- TASK DIRECTIONS:
Return all lines in the data where the string "Associated" can be found.

- Items from an interface collection:
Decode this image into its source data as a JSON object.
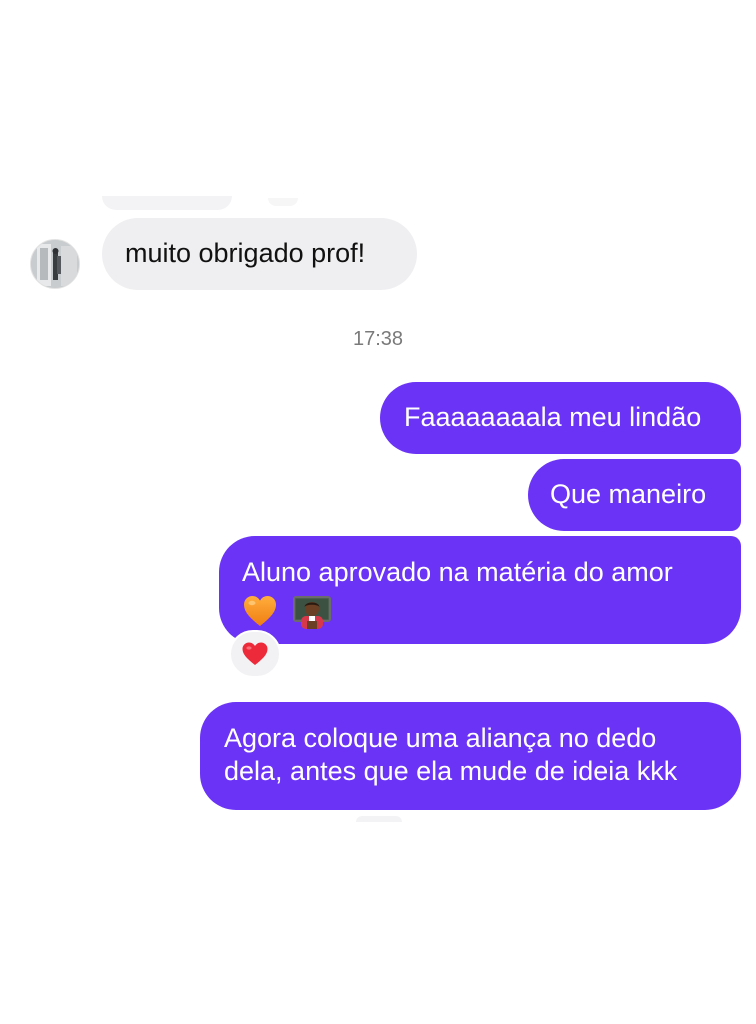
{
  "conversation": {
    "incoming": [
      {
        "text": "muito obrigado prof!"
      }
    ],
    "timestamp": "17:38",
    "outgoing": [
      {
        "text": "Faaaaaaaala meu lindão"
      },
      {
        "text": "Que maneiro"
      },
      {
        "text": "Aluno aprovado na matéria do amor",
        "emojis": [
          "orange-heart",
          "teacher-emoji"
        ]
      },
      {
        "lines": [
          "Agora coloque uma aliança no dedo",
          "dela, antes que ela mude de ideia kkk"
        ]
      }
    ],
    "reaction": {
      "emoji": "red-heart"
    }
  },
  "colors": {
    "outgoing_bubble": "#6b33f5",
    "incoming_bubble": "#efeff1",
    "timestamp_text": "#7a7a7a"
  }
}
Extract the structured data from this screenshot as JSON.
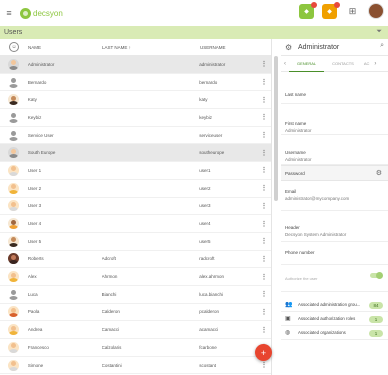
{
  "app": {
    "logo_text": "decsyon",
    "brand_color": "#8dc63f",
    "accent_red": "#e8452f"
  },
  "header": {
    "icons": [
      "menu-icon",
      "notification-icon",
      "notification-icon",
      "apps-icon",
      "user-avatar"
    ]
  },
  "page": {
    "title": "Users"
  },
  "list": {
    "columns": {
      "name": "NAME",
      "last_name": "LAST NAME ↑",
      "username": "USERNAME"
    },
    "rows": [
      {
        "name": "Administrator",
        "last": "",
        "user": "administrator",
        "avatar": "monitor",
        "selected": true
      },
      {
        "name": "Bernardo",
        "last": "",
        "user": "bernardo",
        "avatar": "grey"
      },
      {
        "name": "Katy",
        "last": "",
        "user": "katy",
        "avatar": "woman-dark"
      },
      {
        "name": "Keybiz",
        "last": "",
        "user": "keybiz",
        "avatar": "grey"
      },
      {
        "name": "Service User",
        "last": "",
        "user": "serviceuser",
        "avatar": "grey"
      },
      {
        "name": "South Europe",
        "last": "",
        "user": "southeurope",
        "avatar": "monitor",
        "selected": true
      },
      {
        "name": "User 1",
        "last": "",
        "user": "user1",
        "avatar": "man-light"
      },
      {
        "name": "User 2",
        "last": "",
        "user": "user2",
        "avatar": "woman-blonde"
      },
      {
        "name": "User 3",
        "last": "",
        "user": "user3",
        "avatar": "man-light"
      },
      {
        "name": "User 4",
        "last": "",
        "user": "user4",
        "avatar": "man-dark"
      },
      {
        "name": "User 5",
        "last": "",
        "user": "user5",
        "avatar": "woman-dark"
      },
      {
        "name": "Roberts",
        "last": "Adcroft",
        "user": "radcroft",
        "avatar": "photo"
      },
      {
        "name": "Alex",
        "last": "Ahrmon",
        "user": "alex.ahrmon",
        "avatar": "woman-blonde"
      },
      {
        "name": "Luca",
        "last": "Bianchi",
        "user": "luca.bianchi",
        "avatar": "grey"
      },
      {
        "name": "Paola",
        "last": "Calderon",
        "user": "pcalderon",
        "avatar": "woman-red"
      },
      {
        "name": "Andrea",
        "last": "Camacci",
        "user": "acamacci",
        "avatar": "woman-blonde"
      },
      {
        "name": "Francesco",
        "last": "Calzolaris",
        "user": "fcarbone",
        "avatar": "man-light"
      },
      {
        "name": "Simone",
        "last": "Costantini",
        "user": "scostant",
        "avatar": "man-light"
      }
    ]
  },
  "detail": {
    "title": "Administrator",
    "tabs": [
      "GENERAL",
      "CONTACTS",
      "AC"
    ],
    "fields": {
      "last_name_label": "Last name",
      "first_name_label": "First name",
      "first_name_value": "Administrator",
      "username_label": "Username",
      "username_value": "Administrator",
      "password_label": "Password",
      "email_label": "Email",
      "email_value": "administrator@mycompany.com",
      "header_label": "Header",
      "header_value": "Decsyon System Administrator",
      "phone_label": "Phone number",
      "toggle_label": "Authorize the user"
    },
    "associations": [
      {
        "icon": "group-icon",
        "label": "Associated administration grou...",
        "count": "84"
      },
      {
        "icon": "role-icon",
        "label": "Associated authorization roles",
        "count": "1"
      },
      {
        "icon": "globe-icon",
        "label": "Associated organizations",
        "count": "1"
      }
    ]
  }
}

- TASK OUTPUT:
        "label": "Associated administration grou...",
        "label": "Associated authorization roles",
        "label": "Associated organizations",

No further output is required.